One year ago today I woke up from full abdominal repair surgery. I really don’t remember the pain at that time. But I vividly remember looking at the nurse aghast when she said I didn’t need to take off the corset I found I had been squeezed into when I wanted to go to the toilet. I’m not sure anything has struck me as so utterly ludicrous in my life. I vividly remember shuffling down the corridor the following day and feeling like if I stood up any straighter than a hunched crouch I might snap in two. I vividly remember reading a review of the procedure two weeks later, about a woman who was back out socialising at that stage and feeling utterly crushed. Yet again I was finding something harder than other people did. I vividly remember the pain in my heels from the pressure on them whilst I was sleeping sitting up in the 5 weeks post op because it was too sore to lie flat. I eventually ordered a really attractive pair of sheepskin booties from Amazon to help relieve the pressure and I’m pretty sure my husband has never seen me in the same light since 😂. (They helped a little but the pain was often much, much worse than the pain from the scar.)
I vividly remember the horror of trying to wash my hair for the first time, two weeks after surgery. The agony of hobbling round a 200m loop outside the house, which took about 10 minutes and quite a few tears. I remember feeling helpless when my children needed me. Desperate to be able to hold them and cuddle them. I remember battling through Phoebe’s first birthday party, unable to stand up straight and on my feet for hours until my stomach was swollen like a football. Being given a dressing down by my surgeon because nobody told me I needed to be having salt water baths to soak off the surgical glue which I thought was pen (he’s a treat ’em mean, keep ’em keen kind of guy and I owe him a lot – least of all an incredibly straight, flat scar). And all the time a prevailing sense of failure as the weeks passed and I wasn’t able to do the things I’d been told I should be able to do by now.
I vividly remember the unwavering support of my husband. The way the children, despite their young age, were so careful to avoid bumping me. The number of times my parents and in laws helped us out at home or by providing food or ferrying the children around. The kindest of messages from a lovely friend who knew somebody who had taken 8 weeks before they were strong enough to really get going again – a message so important in its timing I credit it with turning my state of mind around completely.
I vividly remember the point at which I started to feel like I might actually stand tall again one day, only to fall victim to a stomach bug and thank the highest heaven it hadn’t happened earlier, when even laughing was agony. Starting a new job before I could stand up straight and cringing at what people must be saying about the new girl who walked funny.
I don’t remember the moment we came out the other side. I started to walk a little taller. I held my baby girl. It was even better than holding her for the first time when she was born because her face was pure bliss. I picked up my own children from nursery without a chaperone. I managed my heel taps doing my physio exercises. 6 months post op I started to run. Well, walk really as I did the Couch to 5k but let’s not split hairs.

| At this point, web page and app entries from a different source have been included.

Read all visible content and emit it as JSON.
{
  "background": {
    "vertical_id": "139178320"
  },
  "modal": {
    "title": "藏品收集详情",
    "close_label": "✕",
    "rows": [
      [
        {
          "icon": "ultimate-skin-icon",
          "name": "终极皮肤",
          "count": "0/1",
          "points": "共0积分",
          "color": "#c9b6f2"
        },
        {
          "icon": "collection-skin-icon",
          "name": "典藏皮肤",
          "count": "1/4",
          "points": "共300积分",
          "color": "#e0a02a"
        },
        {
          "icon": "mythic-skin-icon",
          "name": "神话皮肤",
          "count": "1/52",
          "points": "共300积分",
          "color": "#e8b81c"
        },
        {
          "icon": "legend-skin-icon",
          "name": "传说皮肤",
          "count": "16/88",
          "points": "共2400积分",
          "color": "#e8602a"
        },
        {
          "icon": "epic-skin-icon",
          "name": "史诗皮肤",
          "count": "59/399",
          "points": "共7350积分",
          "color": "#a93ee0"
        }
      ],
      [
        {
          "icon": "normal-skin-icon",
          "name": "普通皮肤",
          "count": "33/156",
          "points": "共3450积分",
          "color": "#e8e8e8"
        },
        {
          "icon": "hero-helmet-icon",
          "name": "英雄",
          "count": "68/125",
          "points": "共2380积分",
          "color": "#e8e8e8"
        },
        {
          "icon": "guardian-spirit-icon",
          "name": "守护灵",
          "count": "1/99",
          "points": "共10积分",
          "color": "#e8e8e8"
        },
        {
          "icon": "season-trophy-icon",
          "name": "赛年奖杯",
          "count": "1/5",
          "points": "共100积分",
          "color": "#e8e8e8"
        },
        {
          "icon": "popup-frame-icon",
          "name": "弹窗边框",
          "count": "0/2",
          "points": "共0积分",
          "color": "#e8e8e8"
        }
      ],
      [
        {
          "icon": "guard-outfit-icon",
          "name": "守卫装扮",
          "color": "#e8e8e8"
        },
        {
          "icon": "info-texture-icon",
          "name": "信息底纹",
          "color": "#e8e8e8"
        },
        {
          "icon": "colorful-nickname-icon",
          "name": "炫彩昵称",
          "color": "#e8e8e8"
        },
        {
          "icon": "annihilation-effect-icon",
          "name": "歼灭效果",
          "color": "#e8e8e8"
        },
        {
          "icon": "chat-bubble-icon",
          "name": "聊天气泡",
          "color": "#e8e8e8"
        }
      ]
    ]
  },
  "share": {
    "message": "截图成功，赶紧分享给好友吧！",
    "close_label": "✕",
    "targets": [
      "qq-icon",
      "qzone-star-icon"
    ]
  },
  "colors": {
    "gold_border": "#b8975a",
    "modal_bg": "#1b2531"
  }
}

Something in me changed. There was a monumental shift. Positive actions follow a positive mindset. You grit your teeth, you allow people to help and you give yourself a break. You put one foot in front of the other and you keep on running.
And keep on running I have. Running has given me an entirely new perspective on life. Dramatic I know. I can feel you rolling your eyes. But it has an incredibly powerful effect on the mind. You can tell yourself you can do something and you can. It might be slow and it might not be as stylish as someone else can do it. But you can get to the end. I now run 5k three times a week and I’m moving up to 10k. I went to Parkrun on my own, shaking like a leaf, and I went back again because it wasn’t hideous – I loved it (when it was over…ahem…). My mantra is simple. Don’t stop until you reach the end, even if you feel like you’re practically going backwards at times. Even if you’re the slowest person in the race. At least you showed up to the race.
Not one run goes past where I don’t feel total and utter joy at the way my body can move. Where I don’t wonder at how far I’ve come. At how grateful I am that, for now at least, I can push myself to see how far I can really go. Without the surgery, I wouldn’t have had the core strength – nor the self confidence – to do that. And the really sad thing is that thousands of women are told every day about various issues after childbirth that “these things happen”. Yes, these things do happen, but if you find yourself at the extreme end of it, there are options out there. Please ask about them. Please push for them. Please consider them. Please value yourself enough.
One year ago today I took the biggest leap into the unknown. And for once in my life, as an anxious person who never gives herself credit for anything, I feel like I did ok. One year ago, today felt a lifetime away. An impossible mountain to climb. And yet here we are.